This week’s episode is a little better than last week’s. Crash Course does a good job of defining different kind of product markets out there, but could improve when talking about collusion and market substitutes. Let’s get started:
The Prisoner’s Dilemma
Suppose Stan and I are arrested for scrawling in wet cement outside the YouTube studios. We’re being interviewed separately. If we both confess, we’ll both have to pay a $10,000 fine. If neither of us confesses, we’ll get off scot free. And If I take a deal and confess, but Stan doesn’t — I’ll walk away and Stan will owe $20,000. And vice versa.
This is not an appropriate example to show game theory. In game theory, the result of confessing when your accomplice doesn’t confess should be greater than if neither of you confess. If we were to tweak Crash Course’s example to make it work, if Adriene confessed and Stan didn’t, she would go free AND get $5000, making it a true dilemma between risking your freedom to get money. In Crash Course’s scenario as is, neither prisoner would confess, since there is no extra incentive.
This is particularly strange because Crash Course actually gives a perfect example of the prisoner’s dilemma later in the episode when talking about bread pricing, which we’ll get to later.
Pricing and Product Differentiation
If Craig lowers his price on Crash Course nesting dolls, Phil will likely compete by dropping his prices as well. In the end they’re gonna continue to share customers equally, and earn less money.
If Craig understands game theory, he knows there’s no reason to change his price. Instead he focuses on providing knick-knacks that differentiate his kiosk from Phil’s. This can help explain why prices in oligopolies tend to get stuck and why companies focus so much on non-price competition.
Crash Course often talks about price as if its determined arbitrarily by whims of the entrepreneur. Businesses determine their price based on supply and demand, and are limited by a major factor: cost. If Craig and Phil are selling the exact same good, and Craig can afford to sell his good at a lower price while Phil cannot, Phil needs to sell a different good, which in the hypothetical, is exactly what Phil does.

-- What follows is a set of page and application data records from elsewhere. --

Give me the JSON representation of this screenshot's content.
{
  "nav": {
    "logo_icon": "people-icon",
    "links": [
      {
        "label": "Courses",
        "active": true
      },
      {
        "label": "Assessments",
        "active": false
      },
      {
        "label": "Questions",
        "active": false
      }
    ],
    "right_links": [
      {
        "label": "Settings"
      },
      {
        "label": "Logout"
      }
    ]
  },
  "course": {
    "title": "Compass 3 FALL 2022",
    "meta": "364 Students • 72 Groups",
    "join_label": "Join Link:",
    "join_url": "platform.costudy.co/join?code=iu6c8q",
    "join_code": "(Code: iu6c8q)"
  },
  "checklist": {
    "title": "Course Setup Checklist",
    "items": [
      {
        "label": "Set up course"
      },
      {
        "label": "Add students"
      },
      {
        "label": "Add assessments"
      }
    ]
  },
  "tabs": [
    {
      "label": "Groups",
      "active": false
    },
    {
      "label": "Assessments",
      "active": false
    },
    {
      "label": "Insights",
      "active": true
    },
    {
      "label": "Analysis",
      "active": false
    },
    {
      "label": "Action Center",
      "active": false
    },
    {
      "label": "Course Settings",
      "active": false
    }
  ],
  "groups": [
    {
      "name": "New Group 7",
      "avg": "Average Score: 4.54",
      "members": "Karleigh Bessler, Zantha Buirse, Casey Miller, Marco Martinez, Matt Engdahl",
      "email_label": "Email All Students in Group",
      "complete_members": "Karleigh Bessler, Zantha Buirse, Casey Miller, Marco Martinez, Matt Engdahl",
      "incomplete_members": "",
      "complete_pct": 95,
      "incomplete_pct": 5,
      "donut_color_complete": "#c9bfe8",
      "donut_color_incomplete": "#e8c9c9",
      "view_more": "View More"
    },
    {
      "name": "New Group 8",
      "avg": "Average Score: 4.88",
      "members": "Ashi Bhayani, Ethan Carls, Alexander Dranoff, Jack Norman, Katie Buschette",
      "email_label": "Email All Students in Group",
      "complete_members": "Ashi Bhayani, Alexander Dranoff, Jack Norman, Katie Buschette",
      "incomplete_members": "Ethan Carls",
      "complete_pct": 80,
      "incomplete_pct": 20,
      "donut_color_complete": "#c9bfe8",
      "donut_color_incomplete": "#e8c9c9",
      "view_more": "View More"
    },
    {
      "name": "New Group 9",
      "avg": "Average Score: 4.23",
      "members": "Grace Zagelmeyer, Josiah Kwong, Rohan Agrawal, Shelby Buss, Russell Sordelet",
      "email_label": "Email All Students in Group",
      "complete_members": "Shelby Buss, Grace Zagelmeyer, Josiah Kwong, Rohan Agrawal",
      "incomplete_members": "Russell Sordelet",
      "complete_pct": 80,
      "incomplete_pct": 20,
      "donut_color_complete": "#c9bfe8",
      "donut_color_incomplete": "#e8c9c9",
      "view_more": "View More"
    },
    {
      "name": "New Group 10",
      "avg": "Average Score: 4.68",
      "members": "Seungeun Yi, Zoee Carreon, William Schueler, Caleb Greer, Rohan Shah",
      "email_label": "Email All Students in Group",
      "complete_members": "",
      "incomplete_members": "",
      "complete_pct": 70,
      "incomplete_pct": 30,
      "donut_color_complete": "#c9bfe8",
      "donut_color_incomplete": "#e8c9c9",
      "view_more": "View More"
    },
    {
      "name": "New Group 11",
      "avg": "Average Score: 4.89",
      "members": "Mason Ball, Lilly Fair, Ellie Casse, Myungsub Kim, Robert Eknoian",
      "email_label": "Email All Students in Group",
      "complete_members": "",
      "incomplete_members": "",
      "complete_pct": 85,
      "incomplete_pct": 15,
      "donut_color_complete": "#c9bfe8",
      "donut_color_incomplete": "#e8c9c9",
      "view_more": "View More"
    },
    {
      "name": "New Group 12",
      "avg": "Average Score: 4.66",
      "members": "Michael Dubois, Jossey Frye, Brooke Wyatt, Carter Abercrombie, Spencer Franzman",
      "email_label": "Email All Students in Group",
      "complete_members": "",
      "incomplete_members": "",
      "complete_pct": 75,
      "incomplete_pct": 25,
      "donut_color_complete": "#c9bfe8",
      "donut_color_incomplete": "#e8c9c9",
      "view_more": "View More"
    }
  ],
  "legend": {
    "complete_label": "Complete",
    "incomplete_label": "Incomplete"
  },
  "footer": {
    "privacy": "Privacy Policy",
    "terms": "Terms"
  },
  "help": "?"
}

This is what Crash Course means when talking about non-price competition. Companies often distinguish themselves by portraying their product to be original and having no substitute. Think about how Apple markets the iPhone. For a lot of Apple users, Android would not give them the same comfort and familiarity, and they are willing to pay more because they feel that they are getting more. Android products give them a different (and to them, worse) experience that they won’t substitute for the iPhone.
What if Craig and Phil don’t compete at all? What if instead, they agree to charge the same high price, conspiring to form what economists call a cartel? Again they split the customers 50/50, but now they make even more profit — benefiting at the expense of consumers. This is called collusion, and it’s illegal in the US. There are strict antitrust laws designed to prevent it. But that doesn’t mean companies don’t figure out other ways to raise prices.
Some economists argue that collusion would not occur in the free market, since it would not benefit the companies as Crash Course implies. Absent any government restrictions on entering the market, if all the companies agree to raise their prices together, it creates a greater incentive for a new competitor to enter the marketplace and charge a lower price. Those former market leaders might benefit in the short term (before the new competitor emerges), but they might not. People might buy substitutes if the price is too high.
Crash Course makes this exact point, although much later in the episode:
Even if they collude and agree to price high, they both have an incentive to cheat on that agreement. So collusion and cartels are often unstable. They can only last if the agreement is monitored and strictly enforced.
Price leadership is when one company changes its prices, and its competitors have to decide if they’re going to follow suit. Since they’re not actively colluding, it’s technically legal. Bu